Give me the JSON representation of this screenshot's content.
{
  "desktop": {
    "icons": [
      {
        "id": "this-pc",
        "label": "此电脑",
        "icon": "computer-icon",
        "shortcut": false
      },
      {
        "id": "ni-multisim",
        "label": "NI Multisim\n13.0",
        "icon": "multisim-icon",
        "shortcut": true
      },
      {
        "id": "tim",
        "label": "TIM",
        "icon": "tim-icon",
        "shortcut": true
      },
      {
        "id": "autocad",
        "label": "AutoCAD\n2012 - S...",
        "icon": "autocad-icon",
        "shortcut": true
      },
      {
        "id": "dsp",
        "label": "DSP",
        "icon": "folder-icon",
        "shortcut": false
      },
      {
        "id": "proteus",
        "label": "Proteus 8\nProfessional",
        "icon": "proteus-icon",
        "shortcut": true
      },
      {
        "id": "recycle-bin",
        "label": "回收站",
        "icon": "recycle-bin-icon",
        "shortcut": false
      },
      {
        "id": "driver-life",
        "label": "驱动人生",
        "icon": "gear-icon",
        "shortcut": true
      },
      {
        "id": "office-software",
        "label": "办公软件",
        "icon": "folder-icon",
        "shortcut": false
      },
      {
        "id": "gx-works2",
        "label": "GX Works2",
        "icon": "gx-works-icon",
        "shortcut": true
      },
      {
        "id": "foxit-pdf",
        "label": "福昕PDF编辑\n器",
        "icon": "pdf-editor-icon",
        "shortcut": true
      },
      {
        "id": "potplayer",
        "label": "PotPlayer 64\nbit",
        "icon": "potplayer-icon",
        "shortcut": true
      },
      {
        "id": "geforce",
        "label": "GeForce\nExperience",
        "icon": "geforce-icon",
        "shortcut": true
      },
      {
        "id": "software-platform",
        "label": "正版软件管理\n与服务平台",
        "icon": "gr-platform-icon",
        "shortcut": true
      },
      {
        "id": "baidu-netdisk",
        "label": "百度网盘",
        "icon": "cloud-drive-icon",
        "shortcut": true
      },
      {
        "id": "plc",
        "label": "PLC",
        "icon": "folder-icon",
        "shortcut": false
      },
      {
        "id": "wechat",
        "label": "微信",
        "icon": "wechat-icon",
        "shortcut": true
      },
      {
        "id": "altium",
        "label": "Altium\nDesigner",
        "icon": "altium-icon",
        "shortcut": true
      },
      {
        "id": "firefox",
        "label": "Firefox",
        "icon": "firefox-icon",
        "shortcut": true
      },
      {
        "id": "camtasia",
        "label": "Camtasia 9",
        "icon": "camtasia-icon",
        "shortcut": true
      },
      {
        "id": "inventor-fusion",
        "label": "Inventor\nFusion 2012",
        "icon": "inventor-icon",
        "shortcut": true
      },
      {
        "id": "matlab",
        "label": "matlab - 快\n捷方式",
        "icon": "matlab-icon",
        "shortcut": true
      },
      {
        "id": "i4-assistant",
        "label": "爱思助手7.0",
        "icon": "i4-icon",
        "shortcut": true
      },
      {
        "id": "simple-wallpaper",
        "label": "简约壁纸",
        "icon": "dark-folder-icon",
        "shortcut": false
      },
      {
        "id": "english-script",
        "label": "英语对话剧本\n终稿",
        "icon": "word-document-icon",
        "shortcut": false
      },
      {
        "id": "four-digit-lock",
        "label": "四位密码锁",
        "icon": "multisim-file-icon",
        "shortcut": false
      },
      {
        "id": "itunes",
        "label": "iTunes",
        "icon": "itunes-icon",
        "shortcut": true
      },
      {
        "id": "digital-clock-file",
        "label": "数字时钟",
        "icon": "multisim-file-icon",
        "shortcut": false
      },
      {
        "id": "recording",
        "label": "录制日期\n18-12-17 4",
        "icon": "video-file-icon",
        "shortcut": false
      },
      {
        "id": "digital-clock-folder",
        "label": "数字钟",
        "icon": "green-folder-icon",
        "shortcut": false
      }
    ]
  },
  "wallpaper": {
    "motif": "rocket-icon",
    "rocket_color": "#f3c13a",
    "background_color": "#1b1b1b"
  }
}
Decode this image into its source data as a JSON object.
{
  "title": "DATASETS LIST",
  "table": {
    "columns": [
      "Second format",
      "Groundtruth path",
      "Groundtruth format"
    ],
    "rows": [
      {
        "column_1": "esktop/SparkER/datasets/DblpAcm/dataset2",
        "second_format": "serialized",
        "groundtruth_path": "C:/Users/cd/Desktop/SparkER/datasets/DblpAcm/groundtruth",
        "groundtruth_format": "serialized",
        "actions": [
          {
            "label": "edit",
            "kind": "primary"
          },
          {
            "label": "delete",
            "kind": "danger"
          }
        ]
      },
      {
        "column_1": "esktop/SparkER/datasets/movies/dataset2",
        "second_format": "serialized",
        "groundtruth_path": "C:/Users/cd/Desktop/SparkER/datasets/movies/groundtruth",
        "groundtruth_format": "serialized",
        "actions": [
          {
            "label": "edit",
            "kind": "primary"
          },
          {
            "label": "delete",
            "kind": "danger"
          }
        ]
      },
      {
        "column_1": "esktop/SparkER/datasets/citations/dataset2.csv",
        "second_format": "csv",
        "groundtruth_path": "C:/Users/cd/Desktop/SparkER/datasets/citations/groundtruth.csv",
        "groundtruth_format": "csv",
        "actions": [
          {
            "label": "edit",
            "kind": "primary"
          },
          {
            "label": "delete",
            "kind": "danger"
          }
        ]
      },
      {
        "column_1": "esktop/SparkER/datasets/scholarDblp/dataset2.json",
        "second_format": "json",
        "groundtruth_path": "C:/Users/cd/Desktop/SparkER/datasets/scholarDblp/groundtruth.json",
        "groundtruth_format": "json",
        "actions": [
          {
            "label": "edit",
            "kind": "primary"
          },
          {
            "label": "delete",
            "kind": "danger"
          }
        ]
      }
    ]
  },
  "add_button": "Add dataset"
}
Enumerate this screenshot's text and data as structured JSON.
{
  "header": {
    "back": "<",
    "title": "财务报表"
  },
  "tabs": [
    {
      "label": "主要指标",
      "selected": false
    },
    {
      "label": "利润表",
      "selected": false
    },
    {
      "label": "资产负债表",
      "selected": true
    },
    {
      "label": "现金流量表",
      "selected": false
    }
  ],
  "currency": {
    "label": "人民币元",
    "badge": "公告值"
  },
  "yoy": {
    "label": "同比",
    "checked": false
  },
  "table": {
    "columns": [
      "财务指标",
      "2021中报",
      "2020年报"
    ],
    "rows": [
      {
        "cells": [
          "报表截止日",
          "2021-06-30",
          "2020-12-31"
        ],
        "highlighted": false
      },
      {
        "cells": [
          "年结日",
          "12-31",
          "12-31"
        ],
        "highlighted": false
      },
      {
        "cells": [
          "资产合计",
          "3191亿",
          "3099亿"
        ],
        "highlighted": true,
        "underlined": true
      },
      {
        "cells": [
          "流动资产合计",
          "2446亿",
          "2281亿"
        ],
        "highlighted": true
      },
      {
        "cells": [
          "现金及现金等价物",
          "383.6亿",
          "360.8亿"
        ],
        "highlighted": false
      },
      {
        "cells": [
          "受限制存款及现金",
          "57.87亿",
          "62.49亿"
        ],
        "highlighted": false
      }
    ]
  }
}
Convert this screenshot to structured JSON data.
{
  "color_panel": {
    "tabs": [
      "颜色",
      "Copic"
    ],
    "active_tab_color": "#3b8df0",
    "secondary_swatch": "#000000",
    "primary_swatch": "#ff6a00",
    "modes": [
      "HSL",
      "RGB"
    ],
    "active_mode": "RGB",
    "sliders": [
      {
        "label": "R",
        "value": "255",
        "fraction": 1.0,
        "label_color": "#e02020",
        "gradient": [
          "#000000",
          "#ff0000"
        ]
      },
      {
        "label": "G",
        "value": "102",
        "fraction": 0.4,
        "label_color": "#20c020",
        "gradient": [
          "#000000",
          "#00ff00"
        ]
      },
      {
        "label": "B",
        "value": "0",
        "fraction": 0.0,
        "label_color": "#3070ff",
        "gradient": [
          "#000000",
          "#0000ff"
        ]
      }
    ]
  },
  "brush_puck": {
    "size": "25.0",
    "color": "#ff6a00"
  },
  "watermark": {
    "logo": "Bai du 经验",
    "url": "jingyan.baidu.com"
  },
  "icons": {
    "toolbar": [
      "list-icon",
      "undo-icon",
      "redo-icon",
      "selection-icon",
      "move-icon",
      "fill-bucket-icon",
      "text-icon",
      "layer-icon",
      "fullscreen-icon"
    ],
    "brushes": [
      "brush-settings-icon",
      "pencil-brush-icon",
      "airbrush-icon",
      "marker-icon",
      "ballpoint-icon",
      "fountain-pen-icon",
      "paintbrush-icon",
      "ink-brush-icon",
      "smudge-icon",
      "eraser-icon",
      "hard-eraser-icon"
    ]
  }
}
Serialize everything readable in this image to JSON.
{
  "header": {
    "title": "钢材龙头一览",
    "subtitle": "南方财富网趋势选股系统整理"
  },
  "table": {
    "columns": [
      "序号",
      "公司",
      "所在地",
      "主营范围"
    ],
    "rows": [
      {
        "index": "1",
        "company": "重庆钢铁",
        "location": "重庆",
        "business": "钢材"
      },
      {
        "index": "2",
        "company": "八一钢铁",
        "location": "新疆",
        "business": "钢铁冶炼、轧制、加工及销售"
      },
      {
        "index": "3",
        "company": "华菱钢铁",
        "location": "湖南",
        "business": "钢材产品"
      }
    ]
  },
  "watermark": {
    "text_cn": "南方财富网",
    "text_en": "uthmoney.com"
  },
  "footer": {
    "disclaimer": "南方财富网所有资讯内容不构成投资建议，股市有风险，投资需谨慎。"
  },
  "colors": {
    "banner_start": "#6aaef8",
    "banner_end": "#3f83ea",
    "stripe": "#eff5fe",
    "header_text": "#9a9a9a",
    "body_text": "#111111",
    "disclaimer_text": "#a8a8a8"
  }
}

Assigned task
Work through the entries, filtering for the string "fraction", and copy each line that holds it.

Answer
        "fraction": 1.0,
        "fraction": 0.4,
        "fraction": 0.0,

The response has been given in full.